Joint EFSA-EPPO Workshop: Modelling in Plant Health – how can models support risk assessment of plant pests and decision-making?

12 December 2016

EFSA and the European and Mediterranean Plant Protection Organization (EPPO) held a joint workshop on Modelling in plant health – how can models support risk assessment of plant pests and decision-making? 

The risk assessment of plant pests is based on estimating their potential to enter the risk assessment area, to establish there, to spread and to have an impact. Models on pathways, spatial distribution and potential abundance of pests in the risk assessment area can support risk assessment and the development and evaluation of management schemes. Models can also be used to estimate the impact of plant pests on crop yield and quality as well as on the environment.

The main objective of this workshop was to explore the application of models in plant health risk assessment and how risk assessment models may support decision-making in plant health.

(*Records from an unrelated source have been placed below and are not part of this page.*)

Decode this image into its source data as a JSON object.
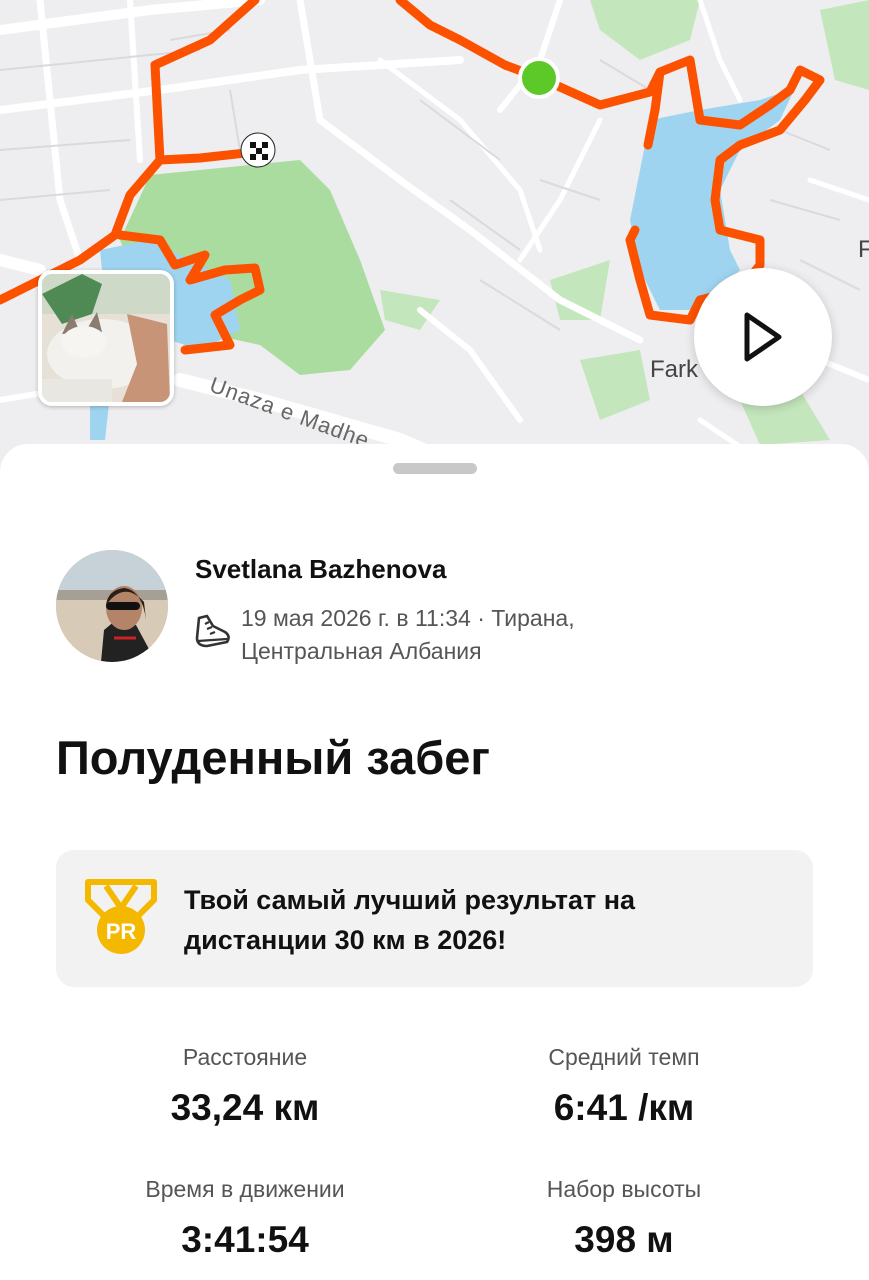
{
  "map": {
    "street_label": "Unaza e Madhe",
    "place_label": "Fark",
    "edge_label": "F",
    "route_color": "#fc5200",
    "start_marker_color": "#5cc928",
    "park_color": "#a9dca0",
    "water_color": "#9fd4f0"
  },
  "map_controls": {
    "play_icon": "play-icon"
  },
  "athlete": {
    "name": "Svetlana Bazhenova",
    "sport_icon": "running-shoe-icon",
    "meta": "19 мая 2026 г. в 11:34 · Тирана, Центральная Албания"
  },
  "activity": {
    "title": "Полуденный забег"
  },
  "achievement": {
    "icon": "pr-medal-icon",
    "icon_text": "PR",
    "icon_color": "#f5b800",
    "text": "Твой самый лучший результат на дистанции 30 км в 2026!"
  },
  "stats": [
    {
      "label": "Расстояние",
      "value": "33,24 км"
    },
    {
      "label": "Средний темп",
      "value": "6:41 /км"
    },
    {
      "label": "Время в движении",
      "value": "3:41:54"
    },
    {
      "label": "Набор высоты",
      "value": "398 м"
    }
  ]
}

The workshop included presentations from keynote speakers and participants, as well as poster sessions. Risk assessors and risk managers had the opportunity to express their point of views on modelling in plant health for the European Union and globally.

Workshop themes

  • Modelling tools in plant health

    • Models for quantitative pathway analysis and establishment.
    • Models for spread and impact.
    • Quantitative risk assessment models and databases.
  • Challenges of modelling in plant health

    • Models supporting risk management.
    • Models to optimise control.

Who attended

This workshop was aimed at scientific and technical experts on risk assessment, plant health risk managers and stakeholders – for example, from national plant protection organisations (NPPOs), national and international risk assessment bodies, international organisations, research institutes, agriculture extension services etc – or anyone interested in or with expertise in modelling in the context of plant health.

Approximately 150 scientists and stakeholders from 41 countries attended this workshop.